▸ **Provided material**:
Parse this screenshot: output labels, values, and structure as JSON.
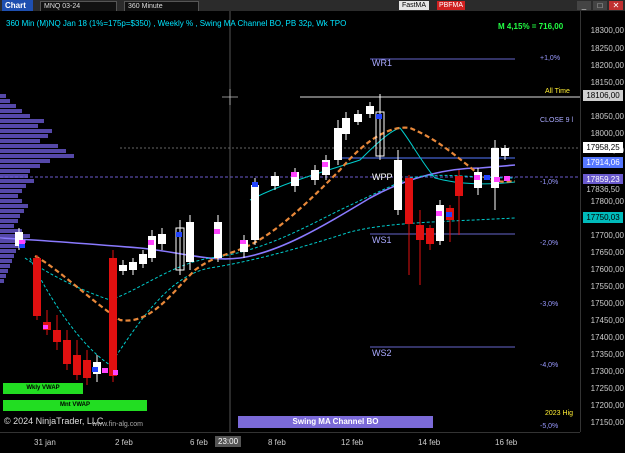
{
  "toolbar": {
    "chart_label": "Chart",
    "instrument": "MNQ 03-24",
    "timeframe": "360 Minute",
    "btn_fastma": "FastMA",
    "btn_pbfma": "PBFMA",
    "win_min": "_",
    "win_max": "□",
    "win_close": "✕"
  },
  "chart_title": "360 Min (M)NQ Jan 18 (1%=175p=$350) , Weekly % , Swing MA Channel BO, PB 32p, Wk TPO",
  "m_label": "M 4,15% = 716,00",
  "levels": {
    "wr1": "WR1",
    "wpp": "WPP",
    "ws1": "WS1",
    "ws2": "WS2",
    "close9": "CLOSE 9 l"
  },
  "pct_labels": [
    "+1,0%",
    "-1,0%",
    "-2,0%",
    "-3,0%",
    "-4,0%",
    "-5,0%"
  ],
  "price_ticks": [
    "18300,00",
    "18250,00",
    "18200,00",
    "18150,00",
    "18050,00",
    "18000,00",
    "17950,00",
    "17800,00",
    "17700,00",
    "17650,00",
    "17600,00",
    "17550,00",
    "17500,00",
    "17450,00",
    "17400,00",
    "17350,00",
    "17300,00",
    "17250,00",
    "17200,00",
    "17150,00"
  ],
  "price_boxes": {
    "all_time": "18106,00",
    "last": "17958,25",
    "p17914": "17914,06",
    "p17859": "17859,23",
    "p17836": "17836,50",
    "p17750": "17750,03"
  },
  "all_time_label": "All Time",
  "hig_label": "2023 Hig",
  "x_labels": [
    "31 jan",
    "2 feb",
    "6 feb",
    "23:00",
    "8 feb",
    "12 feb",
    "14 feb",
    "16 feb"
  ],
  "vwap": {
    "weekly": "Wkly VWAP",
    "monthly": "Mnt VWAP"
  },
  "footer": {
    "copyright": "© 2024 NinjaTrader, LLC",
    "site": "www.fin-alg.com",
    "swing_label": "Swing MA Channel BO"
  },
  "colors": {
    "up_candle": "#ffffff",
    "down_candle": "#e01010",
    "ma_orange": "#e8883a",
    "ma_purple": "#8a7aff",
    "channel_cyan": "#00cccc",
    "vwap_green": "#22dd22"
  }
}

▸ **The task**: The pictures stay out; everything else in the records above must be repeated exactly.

▸ **Expected output**:
Parse this screenshot: output labels, values, and structure as JSON.
{
  "toolbar": {
    "chart_label": "Chart",
    "instrument": "MNQ 03-24",
    "timeframe": "360 Minute",
    "btn_fastma": "FastMA",
    "btn_pbfma": "PBFMA",
    "win_min": "_",
    "win_max": "□",
    "win_close": "✕"
  },
  "chart_title": "360 Min (M)NQ Jan 18 (1%=175p=$350) , Weekly % , Swing MA Channel BO, PB 32p, Wk TPO",
  "m_label": "M 4,15% = 716,00",
  "levels": {
    "wr1": "WR1",
    "wpp": "WPP",
    "ws1": "WS1",
    "ws2": "WS2",
    "close9": "CLOSE 9 l"
  },
  "pct_labels": [
    "+1,0%",
    "-1,0%",
    "-2,0%",
    "-3,0%",
    "-4,0%",
    "-5,0%"
  ],
  "price_ticks": [
    "18300,00",
    "18250,00",
    "18200,00",
    "18150,00",
    "18050,00",
    "18000,00",
    "17950,00",
    "17800,00",
    "17700,00",
    "17650,00",
    "17600,00",
    "17550,00",
    "17500,00",
    "17450,00",
    "17400,00",
    "17350,00",
    "17300,00",
    "17250,00",
    "17200,00",
    "17150,00"
  ],
  "price_boxes": {
    "all_time": "18106,00",
    "last": "17958,25",
    "p17914": "17914,06",
    "p17859": "17859,23",
    "p17836": "17836,50",
    "p17750": "17750,03"
  },
  "all_time_label": "All Time",
  "hig_label": "2023 Hig",
  "x_labels": [
    "31 jan",
    "2 feb",
    "6 feb",
    "23:00",
    "8 feb",
    "12 feb",
    "14 feb",
    "16 feb"
  ],
  "vwap": {
    "weekly": "Wkly VWAP",
    "monthly": "Mnt VWAP"
  },
  "footer": {
    "copyright": "© 2024 NinjaTrader, LLC",
    "site": "www.fin-alg.com",
    "swing_label": "Swing MA Channel BO"
  },
  "colors": {
    "up_candle": "#ffffff",
    "down_candle": "#e01010",
    "ma_orange": "#e8883a",
    "ma_purple": "#8a7aff",
    "channel_cyan": "#00cccc",
    "vwap_green": "#22dd22"
  }
}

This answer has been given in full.